◆ ASSIGNMENT ◆
If a line in the records below contains the word "search", copy it out.

◆ EXERCISE DATA ◆
··········

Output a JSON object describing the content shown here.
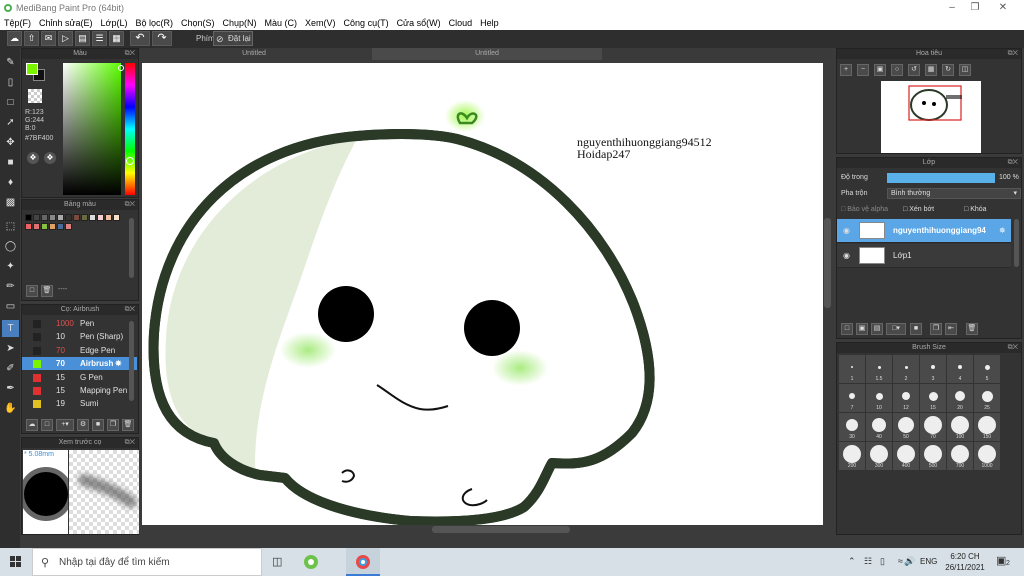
{
  "window": {
    "title": "MediBang Paint Pro (64bit)"
  },
  "menu": [
    "Tệp(F)",
    "Chỉnh sửa(E)",
    "Lớp(L)",
    "Bộ lọc(R)",
    "Chọn(S)",
    "Chụp(N)",
    "Màu (C)",
    "Xem(V)",
    "Công cụ(T)",
    "Cửa sổ(W)",
    "Cloud",
    "Help"
  ],
  "toolbar": {
    "label": "Phím",
    "reset": "Đặt lại"
  },
  "color_panel": {
    "title": "Màu",
    "fg_color": "#7BF400",
    "r": "R:123",
    "g": "G:244",
    "b": "B:0",
    "hex": "#7BF400"
  },
  "palette_panel": {
    "title": "Bảng màu",
    "footer": "----"
  },
  "brush_panel": {
    "title": "Cọ: Airbrush",
    "brushes": [
      {
        "size": "1000",
        "name": "Pen",
        "color": "#222222"
      },
      {
        "size": "10",
        "name": "Pen (Sharp)",
        "color": "#222222"
      },
      {
        "size": "70",
        "name": "Edge Pen",
        "color": "#222222"
      },
      {
        "size": "70",
        "name": "Airbrush",
        "color": "#7bf400"
      },
      {
        "size": "15",
        "name": "G Pen",
        "color": "#e03030"
      },
      {
        "size": "15",
        "name": "Mapping Pen",
        "color": "#e03030"
      },
      {
        "size": "19",
        "name": "Sumi",
        "color": "#e0c020"
      }
    ]
  },
  "preview_panel": {
    "title": "Xem trước cọ",
    "size": "* 5.08mm"
  },
  "tabs": [
    "Untitled",
    "Untitled"
  ],
  "canvas": {
    "text_line1": "nguyenthihuonggiang94512",
    "text_line2": "Hoidap247"
  },
  "navigator": {
    "title": "Hoa tiêu"
  },
  "layer_panel": {
    "title": "Lớp",
    "opacity_label": "Độ trong",
    "opacity_value": "100 %",
    "opacity_pct": 100,
    "blend_label": "Pha trộn",
    "blend_value": "Bình thường",
    "protect_alpha": "Bảo vệ alpha",
    "clipping": "Xén bớt",
    "lock": "Khóa",
    "layers": [
      {
        "name": "nguyenthihuonggiang94",
        "selected": true
      },
      {
        "name": "Lớp1",
        "selected": false
      }
    ]
  },
  "brush_size": {
    "title": "Brush Size",
    "sizes": [
      "1",
      "1.5",
      "2",
      "3",
      "4",
      "5",
      "7",
      "10",
      "12",
      "15",
      "20",
      "25",
      "30",
      "40",
      "50",
      "70",
      "100",
      "150",
      "200",
      "300",
      "400",
      "500",
      "700",
      "1000"
    ]
  },
  "taskbar": {
    "search": "Nhập tại đây để tìm kiếm",
    "lang": "ENG",
    "time": "6:20 CH",
    "date": "26/11/2021",
    "notif_count": "2"
  }
}
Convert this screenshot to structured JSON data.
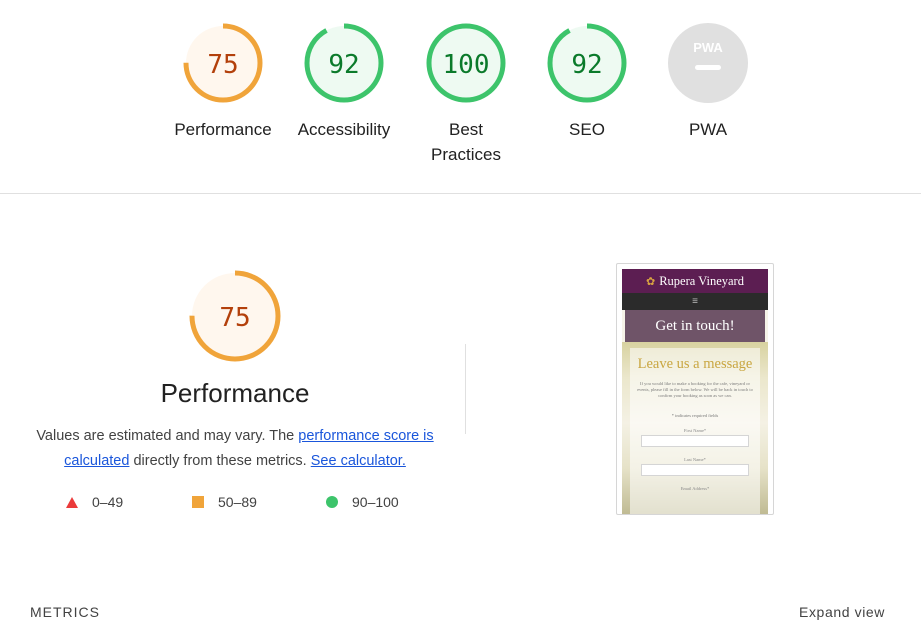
{
  "scores": [
    {
      "label": "Performance",
      "value": "75",
      "fraction": 0.75,
      "level": "average"
    },
    {
      "label": "Accessibility",
      "value": "92",
      "fraction": 0.92,
      "level": "pass"
    },
    {
      "label": "Best Practices",
      "value": "100",
      "fraction": 1.0,
      "level": "pass"
    },
    {
      "label": "SEO",
      "value": "92",
      "fraction": 0.92,
      "level": "pass"
    },
    {
      "label": "PWA",
      "value": "PWA",
      "fraction": 0,
      "level": "na"
    }
  ],
  "colors": {
    "average_fg": "#f0a43a",
    "average_bg": "#fff7ee",
    "average_text": "#b3400b",
    "pass_fg": "#3dc46b",
    "pass_bg": "#eefaf2",
    "pass_text": "#0b7a2b",
    "na_bg": "#e0e0e0",
    "na_text": "#ffffff",
    "fail": "#eb3b3b",
    "link": "#1a56db"
  },
  "performance": {
    "score": "75",
    "score_fraction": 0.75,
    "title": "Performance",
    "desc_pre": "Values are estimated and may vary. The ",
    "link_score": "performance score is calculated",
    "desc_mid": " directly from these metrics. ",
    "link_calc": "See calculator.",
    "legend": [
      {
        "shape": "triangle",
        "range": "0–49"
      },
      {
        "shape": "square",
        "range": "50–89"
      },
      {
        "shape": "circle",
        "range": "90–100"
      }
    ]
  },
  "screenshot": {
    "site_title": "Rupera Vineyard",
    "nav_icon": "menu-icon",
    "hero_text": "Get in touch!",
    "heading": "Leave us a message",
    "body_text": "If you would like to make a booking for the cafe, vineyard or events, please fill in the form below. We will be back in touch to confirm your booking as soon as we can.",
    "required_note": "* indicates required fields",
    "field_labels": [
      "First Name*",
      "Last Name*",
      "Email Address*"
    ]
  },
  "metrics": {
    "label": "METRICS",
    "expand": "Expand view"
  }
}
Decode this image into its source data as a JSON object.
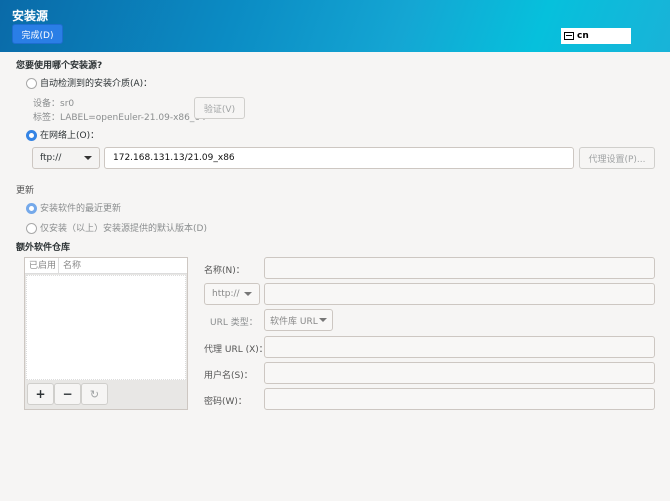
{
  "header": {
    "title": "安装源",
    "done_label": "完成(D)",
    "keyboard_layout": "cn",
    "accent": "#2a7ee6"
  },
  "source": {
    "question": "您要使用哪个安装源?",
    "auto_option": "自动检测到的安装介质(A)：",
    "device_label": "设备：sr0",
    "label_label": "标签：LABEL=openEuler-21.09-x86_64",
    "verify_label": "验证(V)",
    "network_option": "在网络上(O)：",
    "selected": "network",
    "protocol": "ftp://",
    "url": "172.168.131.13/21.09_x86",
    "proxy_label": "代理设置(P)..."
  },
  "updates": {
    "heading": "更新",
    "option_latest": "安装软件的最近更新",
    "option_default": "仅安装（以上）安装源提供的默认版本(D)",
    "selected": "latest"
  },
  "repos": {
    "heading": "额外软件仓库",
    "columns": [
      "已启用",
      "名称"
    ],
    "rows": [],
    "add": "+",
    "remove": "−",
    "name_label": "名称(N)：",
    "name_value": "",
    "protocol": "http://",
    "url_value": "",
    "url_type_label": "URL 类型：",
    "url_type": "软件库 URL",
    "proxy_url_label": "代理 URL (X)：",
    "proxy_url_value": "",
    "username_label": "用户名(S)：",
    "username_value": "",
    "password_label": "密码(W)：",
    "password_value": ""
  }
}
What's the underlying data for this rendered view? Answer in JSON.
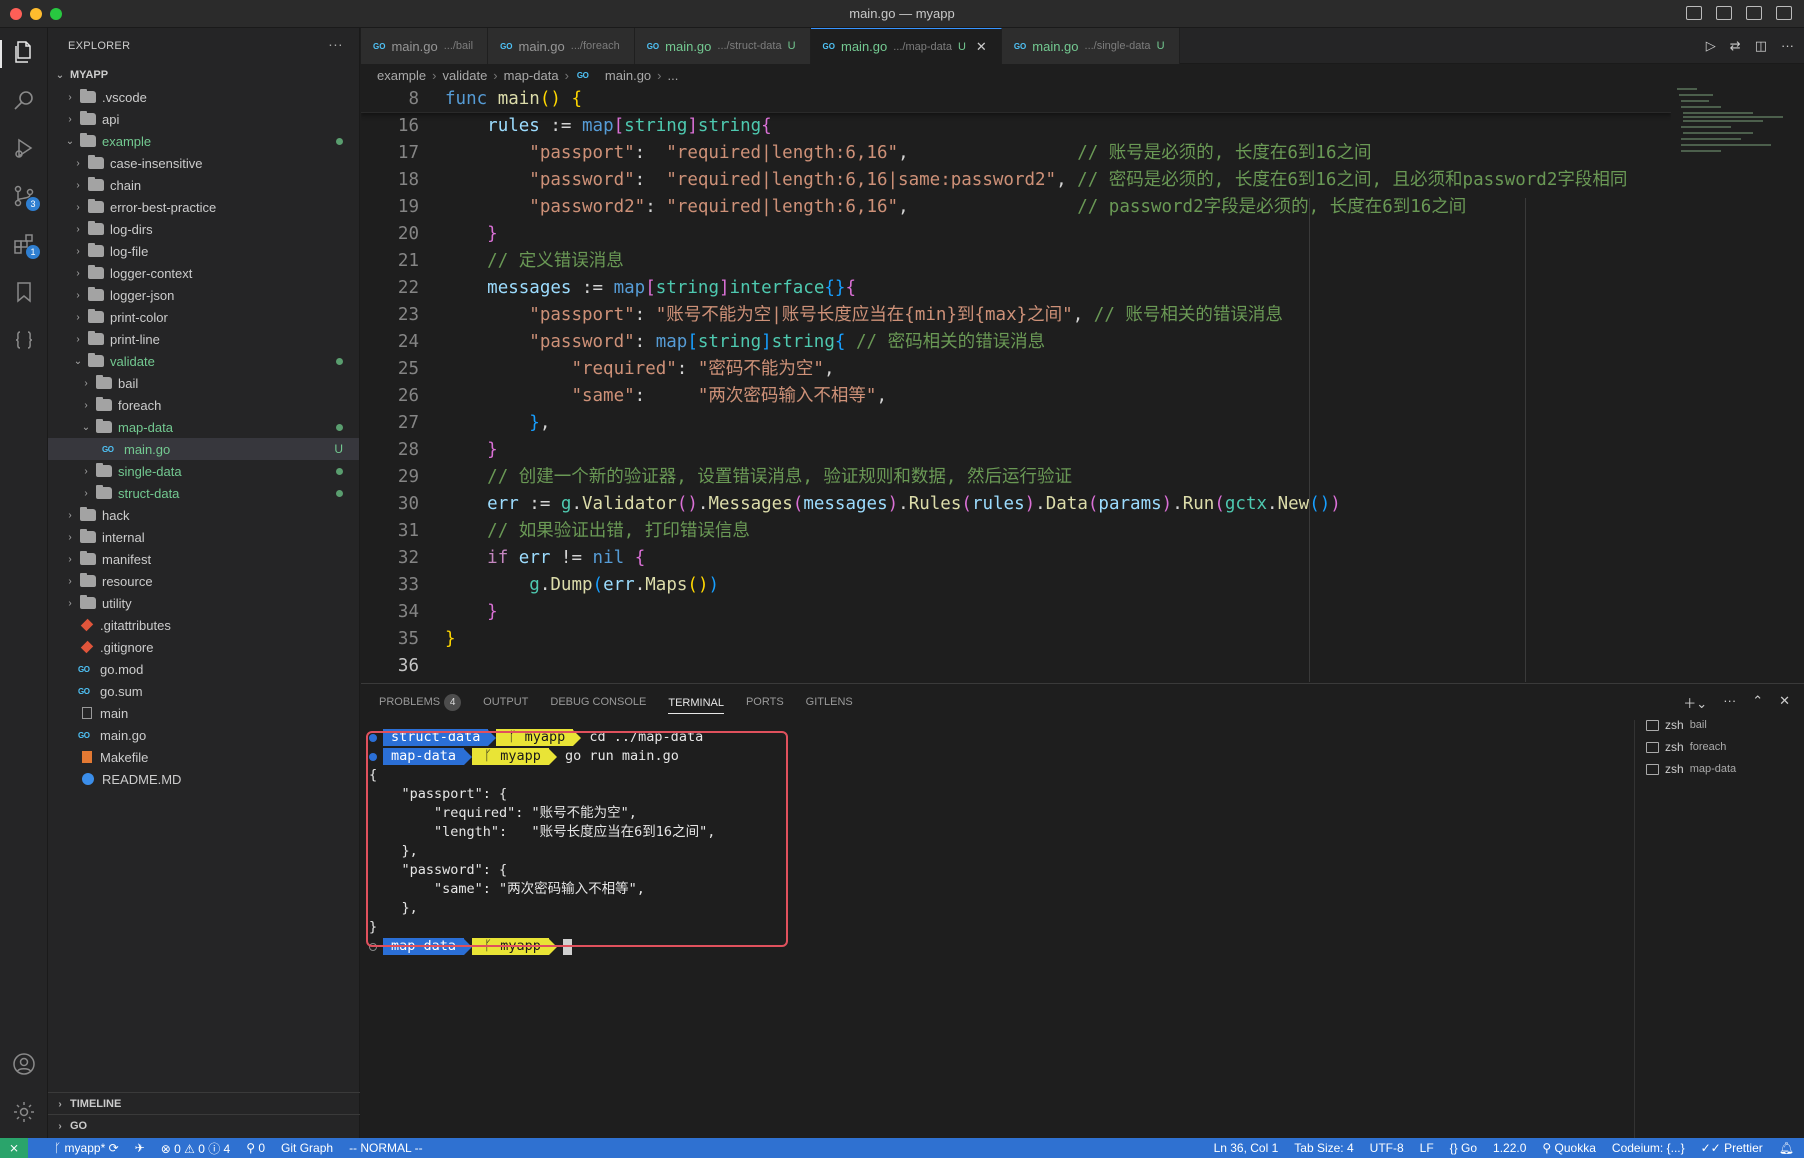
{
  "window": {
    "title": "main.go — myapp"
  },
  "activity_bar": {
    "items": [
      {
        "name": "explorer",
        "badge": ""
      },
      {
        "name": "search",
        "badge": ""
      },
      {
        "name": "run-debug",
        "badge": ""
      },
      {
        "name": "source-control",
        "badge": "3"
      },
      {
        "name": "extensions",
        "badge": "1"
      },
      {
        "name": "bookmarks",
        "badge": ""
      },
      {
        "name": "json",
        "badge": ""
      }
    ]
  },
  "sidebar": {
    "header": "EXPLORER",
    "more": "···",
    "project": "MYAPP",
    "tree": [
      {
        "label": ".vscode",
        "depth": 1,
        "type": "folder"
      },
      {
        "label": "api",
        "depth": 1,
        "type": "folder"
      },
      {
        "label": "example",
        "depth": 1,
        "type": "folder-open",
        "mod": true
      },
      {
        "label": "case-insensitive",
        "depth": 2,
        "type": "folder"
      },
      {
        "label": "chain",
        "depth": 2,
        "type": "folder"
      },
      {
        "label": "error-best-practice",
        "depth": 2,
        "type": "folder"
      },
      {
        "label": "log-dirs",
        "depth": 2,
        "type": "folder"
      },
      {
        "label": "log-file",
        "depth": 2,
        "type": "folder"
      },
      {
        "label": "logger-context",
        "depth": 2,
        "type": "folder"
      },
      {
        "label": "logger-json",
        "depth": 2,
        "type": "folder"
      },
      {
        "label": "print-color",
        "depth": 2,
        "type": "folder"
      },
      {
        "label": "print-line",
        "depth": 2,
        "type": "folder"
      },
      {
        "label": "validate",
        "depth": 2,
        "type": "folder-open",
        "mod": true
      },
      {
        "label": "bail",
        "depth": 3,
        "type": "folder"
      },
      {
        "label": "foreach",
        "depth": 3,
        "type": "folder"
      },
      {
        "label": "map-data",
        "depth": 3,
        "type": "folder-open",
        "mod": true
      },
      {
        "label": "main.go",
        "depth": 4,
        "type": "go",
        "mod": true,
        "selected": true,
        "status": "U"
      },
      {
        "label": "single-data",
        "depth": 3,
        "type": "folder",
        "mod": true
      },
      {
        "label": "struct-data",
        "depth": 3,
        "type": "folder",
        "mod": true
      },
      {
        "label": "hack",
        "depth": 1,
        "type": "folder"
      },
      {
        "label": "internal",
        "depth": 1,
        "type": "folder"
      },
      {
        "label": "manifest",
        "depth": 1,
        "type": "folder"
      },
      {
        "label": "resource",
        "depth": 1,
        "type": "folder"
      },
      {
        "label": "utility",
        "depth": 1,
        "type": "folder"
      },
      {
        "label": ".gitattributes",
        "depth": 1,
        "type": "git"
      },
      {
        "label": ".gitignore",
        "depth": 1,
        "type": "git"
      },
      {
        "label": "go.mod",
        "depth": 1,
        "type": "go"
      },
      {
        "label": "go.sum",
        "depth": 1,
        "type": "go"
      },
      {
        "label": "main",
        "depth": 1,
        "type": "file"
      },
      {
        "label": "main.go",
        "depth": 1,
        "type": "go"
      },
      {
        "label": "Makefile",
        "depth": 1,
        "type": "make"
      },
      {
        "label": "README.MD",
        "depth": 1,
        "type": "info"
      }
    ],
    "timeline": "TIMELINE",
    "go_section": "GO"
  },
  "tabs": [
    {
      "name": "main.go",
      "path": ".../bail",
      "active": false,
      "mod": false,
      "status": ""
    },
    {
      "name": "main.go",
      "path": ".../foreach",
      "active": false,
      "mod": false,
      "status": ""
    },
    {
      "name": "main.go",
      "path": ".../struct-data",
      "active": false,
      "mod": true,
      "status": "U"
    },
    {
      "name": "main.go",
      "path": ".../map-data",
      "active": true,
      "mod": true,
      "status": "U"
    },
    {
      "name": "main.go",
      "path": ".../single-data",
      "active": false,
      "mod": true,
      "status": "U"
    }
  ],
  "breadcrumb": [
    "example",
    "validate",
    "map-data",
    "main.go",
    "..."
  ],
  "code": {
    "sticky": {
      "n": "8",
      "text": "func main() {"
    },
    "lines": [
      {
        "n": "16"
      },
      {
        "n": "17"
      },
      {
        "n": "18"
      },
      {
        "n": "19"
      },
      {
        "n": "20"
      },
      {
        "n": "21"
      },
      {
        "n": "22"
      },
      {
        "n": "23"
      },
      {
        "n": "24"
      },
      {
        "n": "25"
      },
      {
        "n": "26"
      },
      {
        "n": "27"
      },
      {
        "n": "28"
      },
      {
        "n": "29"
      },
      {
        "n": "30"
      },
      {
        "n": "31"
      },
      {
        "n": "32"
      },
      {
        "n": "33"
      },
      {
        "n": "34"
      },
      {
        "n": "35"
      },
      {
        "n": "36"
      }
    ],
    "tokens": {
      "rules": "rules",
      "assign": " := ",
      "map": "map",
      "string": "string",
      "interface": "interface",
      "passport_key": "\"passport\"",
      "password_key": "\"password\"",
      "password2_key": "\"password2\"",
      "rule17": "\"required|length:6,16\"",
      "rule18": "\"required|length:6,16|same:password2\"",
      "rule19": "\"required|length:6,16\"",
      "c17": "// 账号是必须的, 长度在6到16之间",
      "c18": "// 密码是必须的, 长度在6到16之间, 且必须和password2字段相同",
      "c19": "// password2字段是必须的, 长度在6到16之间",
      "c21": "// 定义错误消息",
      "messages": "messages",
      "msg23": "\"账号不能为空|账号长度应当在{min}到{max}之间\"",
      "c23": "// 账号相关的错误消息",
      "c24": "// 密码相关的错误消息",
      "required_key": "\"required\"",
      "same_key": "\"same\"",
      "msg25": "\"密码不能为空\"",
      "msg26": "\"两次密码输入不相等\"",
      "c29": "// 创建一个新的验证器, 设置错误消息, 验证规则和数据, 然后运行验证",
      "err": "err",
      "g": "g",
      "Validator": "Validator",
      "Messages": "Messages",
      "Rules": "Rules",
      "Data": "Data",
      "params": "params",
      "Run": "Run",
      "gctx": "gctx",
      "New": "New",
      "c31": "// 如果验证出错, 打印错误信息",
      "if": "if",
      "neq": " != ",
      "nil": "nil",
      "Dump": "Dump",
      "Maps": "Maps"
    }
  },
  "panel": {
    "tabs": [
      "PROBLEMS",
      "OUTPUT",
      "DEBUG CONSOLE",
      "TERMINAL",
      "PORTS",
      "GITLENS"
    ],
    "problems_count": "4",
    "active_tab": "TERMINAL",
    "terminal": {
      "prompt1_dir": "struct-data",
      "prompt1_branch": "myapp",
      "cmd1": " cd ../map-data",
      "prompt2_dir": "map-data",
      "prompt2_branch": "myapp",
      "cmd2": " go run main.go",
      "output": [
        "{",
        "    \"passport\": {",
        "        \"required\": \"账号不能为空\",",
        "        \"length\":   \"账号长度应当在6到16之间\",",
        "    },",
        "    \"password\": {",
        "        \"same\": \"两次密码输入不相等\",",
        "    },",
        "}"
      ],
      "prompt3_dir": "map-data",
      "prompt3_branch": "myapp"
    },
    "terminals": [
      {
        "shell": "zsh",
        "name": "bail"
      },
      {
        "shell": "zsh",
        "name": "foreach"
      },
      {
        "shell": "zsh",
        "name": "map-data"
      }
    ]
  },
  "status_bar": {
    "branch": "myapp*",
    "problems": "0 ⚠ 0 ⓘ 4",
    "ports": "0",
    "git_graph": "Git Graph",
    "mode": "-- NORMAL --",
    "position": "Ln 36, Col 1",
    "tab_size": "Tab Size: 4",
    "encoding": "UTF-8",
    "eol": "LF",
    "language": "Go",
    "go_version": "1.22.0",
    "quokka": "Quokka",
    "codeium": "Codeium: {...}",
    "prettier": "Prettier"
  },
  "colors": {
    "accent": "#3794ff",
    "status_bar": "#2f71d1",
    "modified": "#73c991",
    "highlight_box": "#e0515d"
  }
}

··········

◆ EXPECTED OUTPUT ◆
    "search": "Nhập tại đây để tìm kiếm",
        "name": "search",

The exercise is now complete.